-- Problem --
The response has to reproduce all entries exactly while excluding their pictures.

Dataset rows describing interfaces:
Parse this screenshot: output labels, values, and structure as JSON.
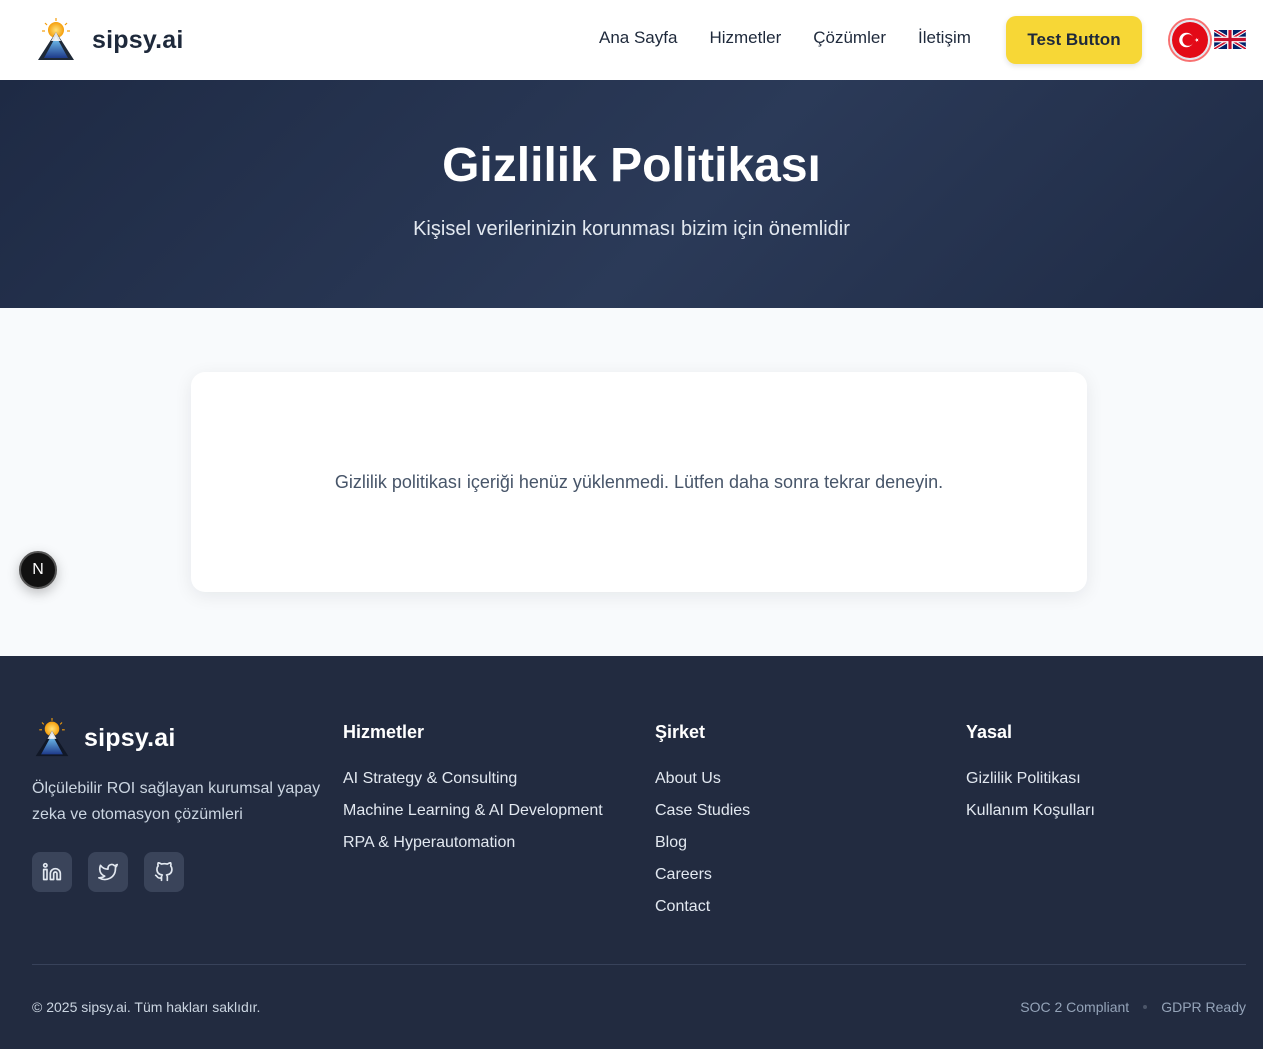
{
  "header": {
    "brand_name": "sipsy.ai",
    "nav": [
      "Ana Sayfa",
      "Hizmetler",
      "Çözümler",
      "İletişim"
    ],
    "cta_label": "Test Button",
    "languages": [
      {
        "code": "tr",
        "icon": "turkey-flag-icon",
        "active": true
      },
      {
        "code": "en",
        "icon": "uk-flag-icon",
        "active": false
      }
    ]
  },
  "hero": {
    "title": "Gizlilik Politikası",
    "subtitle": "Kişisel verilerinizin korunması bizim için önemlidir"
  },
  "content": {
    "message": "Gizlilik politikası içeriği henüz yüklenmedi. Lütfen daha sonra tekrar deneyin."
  },
  "dev_badge": {
    "label": "N"
  },
  "footer": {
    "brand_name": "sipsy.ai",
    "description": "Ölçülebilir ROI sağlayan kurumsal yapay zeka ve otomasyon çözümleri",
    "socials": [
      "linkedin-icon",
      "twitter-icon",
      "github-icon"
    ],
    "columns": [
      {
        "title": "Hizmetler",
        "links": [
          "AI Strategy & Consulting",
          "Machine Learning & AI Development",
          "RPA & Hyperautomation"
        ]
      },
      {
        "title": "Şirket",
        "links": [
          "About Us",
          "Case Studies",
          "Blog",
          "Careers",
          "Contact"
        ]
      },
      {
        "title": "Yasal",
        "links": [
          "Gizlilik Politikası",
          "Kullanım Koşulları"
        ]
      }
    ],
    "copyright": "© 2025 sipsy.ai. Tüm hakları saklıdır.",
    "badges": [
      "SOC 2 Compliant",
      "GDPR Ready"
    ]
  },
  "colors": {
    "accent": "#f7d736",
    "hero_bg": "#1e2a44",
    "footer_bg": "#222b40",
    "page_bg": "#f8fafc"
  }
}
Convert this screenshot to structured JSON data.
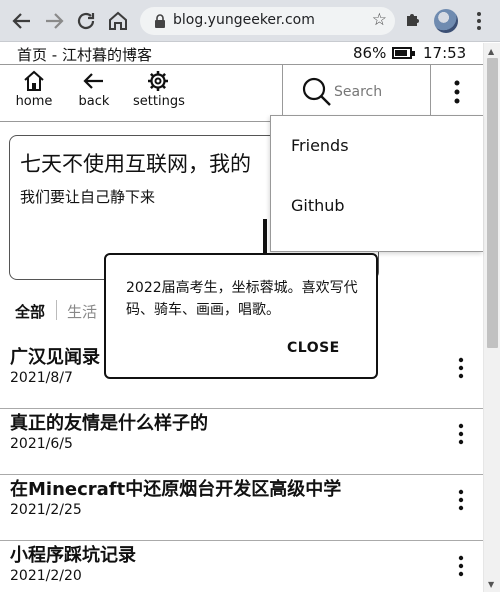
{
  "browser": {
    "url": "blog.yungeeker.com",
    "back_icon": "arrow-left-icon",
    "forward_icon": "arrow-right-icon",
    "reload_icon": "reload-icon",
    "home_icon": "home-icon"
  },
  "statusbar": {
    "title": "首页 - 江村暮的博客",
    "battery": "86%",
    "battery_level": 0.86,
    "time": "17:53"
  },
  "toolbar": {
    "home_label": "home",
    "back_label": "back",
    "settings_label": "settings",
    "search_placeholder": "Search"
  },
  "hero": {
    "title": "七天不使用互联网，我的",
    "subtitle": "我们要让自己静下来"
  },
  "tabs": [
    {
      "label": "全部"
    },
    {
      "label": "生活"
    }
  ],
  "posts": [
    {
      "title": "广汉见闻录",
      "date": "2021/8/7"
    },
    {
      "title": "真正的友情是什么样子的",
      "date": "2021/6/5"
    },
    {
      "title": "在Minecraft中还原烟台开发区高级中学",
      "date": "2021/2/25"
    },
    {
      "title": "小程序踩坑记录",
      "date": "2021/2/20"
    }
  ],
  "dropdown": {
    "items": [
      {
        "label": "Friends"
      },
      {
        "label": "Github"
      }
    ]
  },
  "dialog": {
    "text": "2022届高考生，坐标蓉城。喜欢写代码、骑车、画画，唱歌。",
    "close_label": "CLOSE"
  }
}
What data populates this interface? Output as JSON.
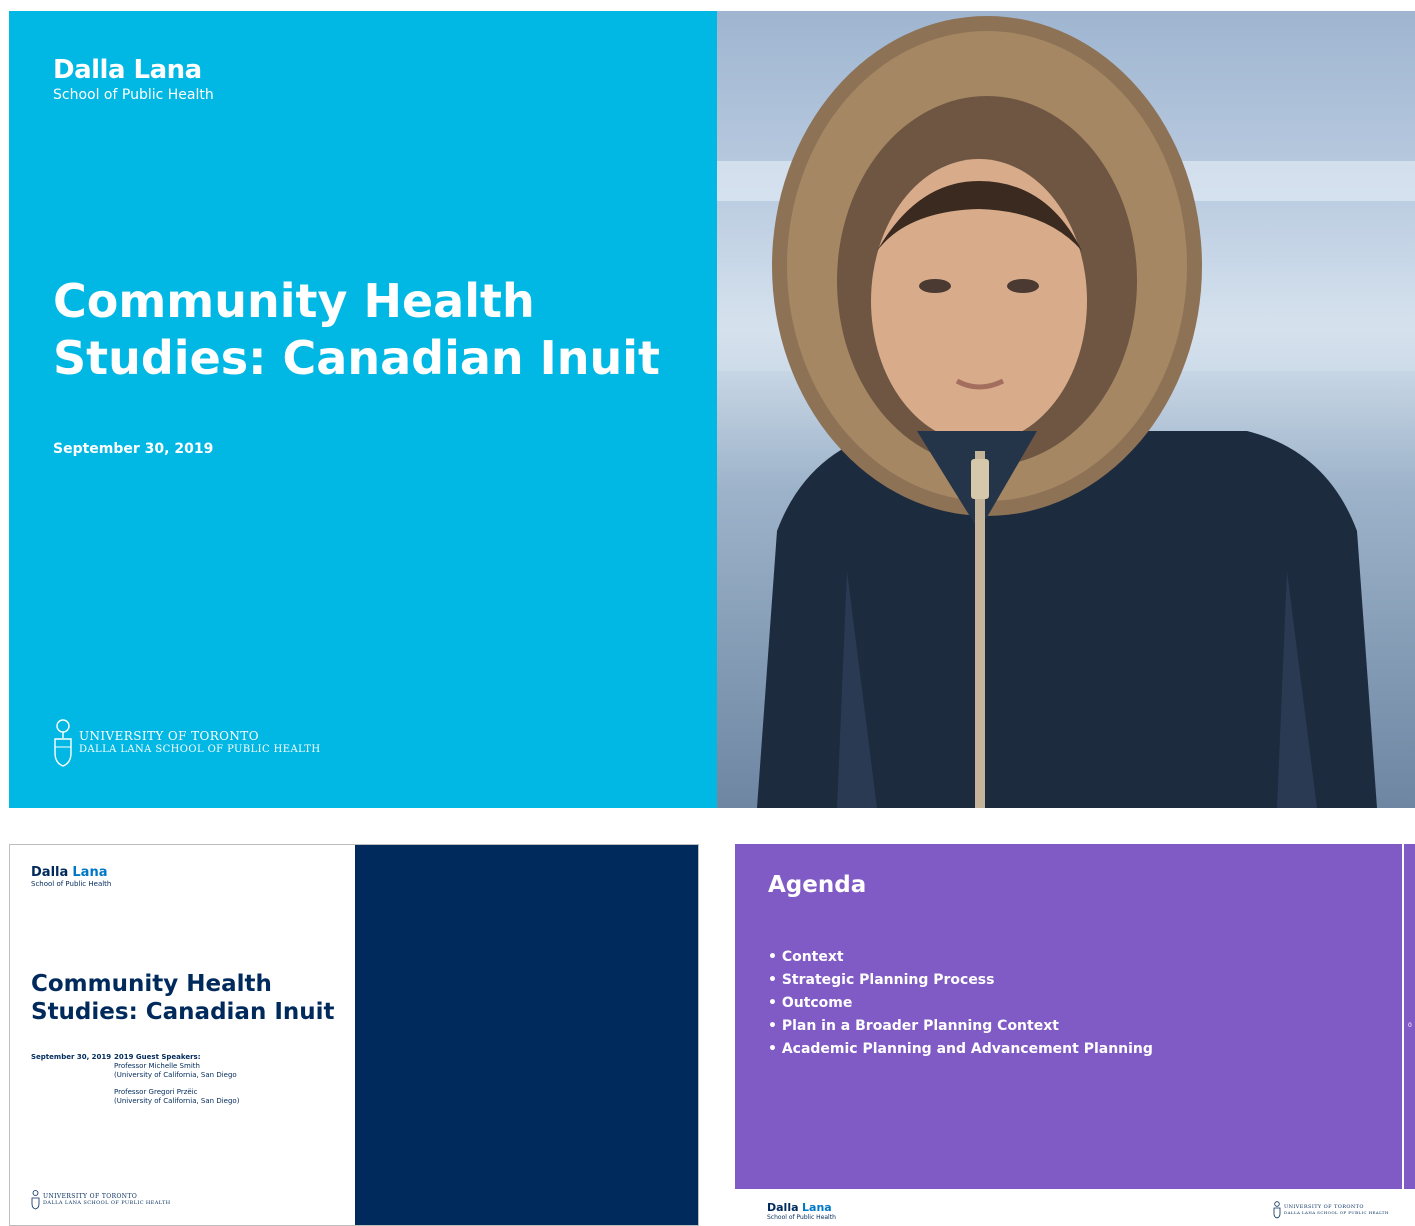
{
  "slide1": {
    "logo_word": "Dalla Lana",
    "logo_sub": "School of Public Health",
    "title": "Community Health Studies: Canadian Inuit",
    "date": "September 30, 2019",
    "uoft_line1": "UNIVERSITY OF TORONTO",
    "uoft_line2": "DALLA LANA SCHOOL OF PUBLIC HEALTH",
    "colors": {
      "background": "#00b8e3",
      "text": "#ffffff"
    }
  },
  "slide2": {
    "logo_word_1": "Dalla",
    "logo_word_2": "Lana",
    "logo_sub": "School of Public Health",
    "title": "Community Health Studies: Canadian Inuit",
    "date": "September 30, 2019",
    "speakers_label": "2019 Guest Speakers:",
    "speakers": [
      {
        "name": "Professor Michelle Smith",
        "affiliation": "(University of California, San Diego"
      },
      {
        "name": "Professor Gregori Przëic",
        "affiliation": "(University of California, San Diego)"
      }
    ],
    "uoft_line1": "UNIVERSITY OF TORONTO",
    "uoft_line2": "DALLA LANA SCHOOL OF PUBLIC HEALTH",
    "colors": {
      "navy": "#002a5c"
    }
  },
  "slide3": {
    "heading": "Agenda",
    "items": [
      "• Context",
      "• Strategic Planning Process",
      "• Outcome",
      "• Plan in a Broader Planning Context",
      "• Academic Planning and Advancement Planning"
    ],
    "page_number": "0",
    "footer_logo_word_1": "Dalla",
    "footer_logo_word_2": "Lana",
    "footer_logo_sub": "School of Public Health",
    "uoft_line1": "UNIVERSITY OF TORONTO",
    "uoft_line2": "DALLA LANA SCHOOL OF PUBLIC HEALTH",
    "colors": {
      "background": "#805bc6"
    }
  }
}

-- Response --
Parse this screenshot: output labels, values, and structure as JSON.
{
  "header": {
    "brand_name": "sipsy.ai",
    "nav": [
      "Ana Sayfa",
      "Hizmetler",
      "Çözümler",
      "İletişim"
    ],
    "cta_label": "Test Button",
    "languages": [
      {
        "code": "tr",
        "icon": "turkey-flag-icon",
        "active": true
      },
      {
        "code": "en",
        "icon": "uk-flag-icon",
        "active": false
      }
    ]
  },
  "hero": {
    "title": "Gizlilik Politikası",
    "subtitle": "Kişisel verilerinizin korunması bizim için önemlidir"
  },
  "content": {
    "message": "Gizlilik politikası içeriği henüz yüklenmedi. Lütfen daha sonra tekrar deneyin."
  },
  "dev_badge": {
    "label": "N"
  },
  "footer": {
    "brand_name": "sipsy.ai",
    "description": "Ölçülebilir ROI sağlayan kurumsal yapay zeka ve otomasyon çözümleri",
    "socials": [
      "linkedin-icon",
      "twitter-icon",
      "github-icon"
    ],
    "columns": [
      {
        "title": "Hizmetler",
        "links": [
          "AI Strategy & Consulting",
          "Machine Learning & AI Development",
          "RPA & Hyperautomation"
        ]
      },
      {
        "title": "Şirket",
        "links": [
          "About Us",
          "Case Studies",
          "Blog",
          "Careers",
          "Contact"
        ]
      },
      {
        "title": "Yasal",
        "links": [
          "Gizlilik Politikası",
          "Kullanım Koşulları"
        ]
      }
    ],
    "copyright": "© 2025 sipsy.ai. Tüm hakları saklıdır.",
    "badges": [
      "SOC 2 Compliant",
      "GDPR Ready"
    ]
  },
  "colors": {
    "accent": "#f7d736",
    "hero_bg": "#1e2a44",
    "footer_bg": "#222b40",
    "page_bg": "#f8fafc"
  }
}
Convert this screenshot to structured JSON data.
{
  "browser": {
    "url": "blog.yungeeker.com",
    "back_icon": "arrow-left-icon",
    "forward_icon": "arrow-right-icon",
    "reload_icon": "reload-icon",
    "home_icon": "home-icon"
  },
  "statusbar": {
    "title": "首页 - 江村暮的博客",
    "battery": "86%",
    "battery_level": 0.86,
    "time": "17:53"
  },
  "toolbar": {
    "home_label": "home",
    "back_label": "back",
    "settings_label": "settings",
    "search_placeholder": "Search"
  },
  "hero": {
    "title": "七天不使用互联网，我的",
    "subtitle": "我们要让自己静下来"
  },
  "tabs": [
    {
      "label": "全部"
    },
    {
      "label": "生活"
    }
  ],
  "posts": [
    {
      "title": "广汉见闻录",
      "date": "2021/8/7"
    },
    {
      "title": "真正的友情是什么样子的",
      "date": "2021/6/5"
    },
    {
      "title": "在Minecraft中还原烟台开发区高级中学",
      "date": "2021/2/25"
    },
    {
      "title": "小程序踩坑记录",
      "date": "2021/2/20"
    }
  ],
  "dropdown": {
    "items": [
      {
        "label": "Friends"
      },
      {
        "label": "Github"
      }
    ]
  },
  "dialog": {
    "text": "2022届高考生，坐标蓉城。喜欢写代码、骑车、画画，唱歌。",
    "close_label": "CLOSE"
  }
}
What data populates this interface? Output as JSON.
{
  "slide1": {
    "logo_word": "Dalla Lana",
    "logo_sub": "School of Public Health",
    "title": "Community Health Studies: Canadian Inuit",
    "date": "September 30, 2019",
    "uoft_line1": "UNIVERSITY OF TORONTO",
    "uoft_line2": "DALLA LANA SCHOOL OF PUBLIC HEALTH",
    "colors": {
      "background": "#00b8e3",
      "text": "#ffffff"
    }
  },
  "slide2": {
    "logo_word_1": "Dalla",
    "logo_word_2": "Lana",
    "logo_sub": "School of Public Health",
    "title": "Community Health Studies: Canadian Inuit",
    "date": "September 30, 2019",
    "speakers_label": "2019 Guest Speakers:",
    "speakers": [
      {
        "name": "Professor Michelle Smith",
        "affiliation": "(University of California, San Diego"
      },
      {
        "name": "Professor Gregori Przëic",
        "affiliation": "(University of California, San Diego)"
      }
    ],
    "uoft_line1": "UNIVERSITY OF TORONTO",
    "uoft_line2": "DALLA LANA SCHOOL OF PUBLIC HEALTH",
    "colors": {
      "navy": "#002a5c"
    }
  },
  "slide3": {
    "heading": "Agenda",
    "items": [
      "• Context",
      "• Strategic Planning Process",
      "• Outcome",
      "• Plan in a Broader Planning Context",
      "• Academic Planning and Advancement Planning"
    ],
    "page_number": "0",
    "footer_logo_word_1": "Dalla",
    "footer_logo_word_2": "Lana",
    "footer_logo_sub": "School of Public Health",
    "uoft_line1": "UNIVERSITY OF TORONTO",
    "uoft_line2": "DALLA LANA SCHOOL OF PUBLIC HEALTH",
    "colors": {
      "background": "#805bc6"
    }
  }
}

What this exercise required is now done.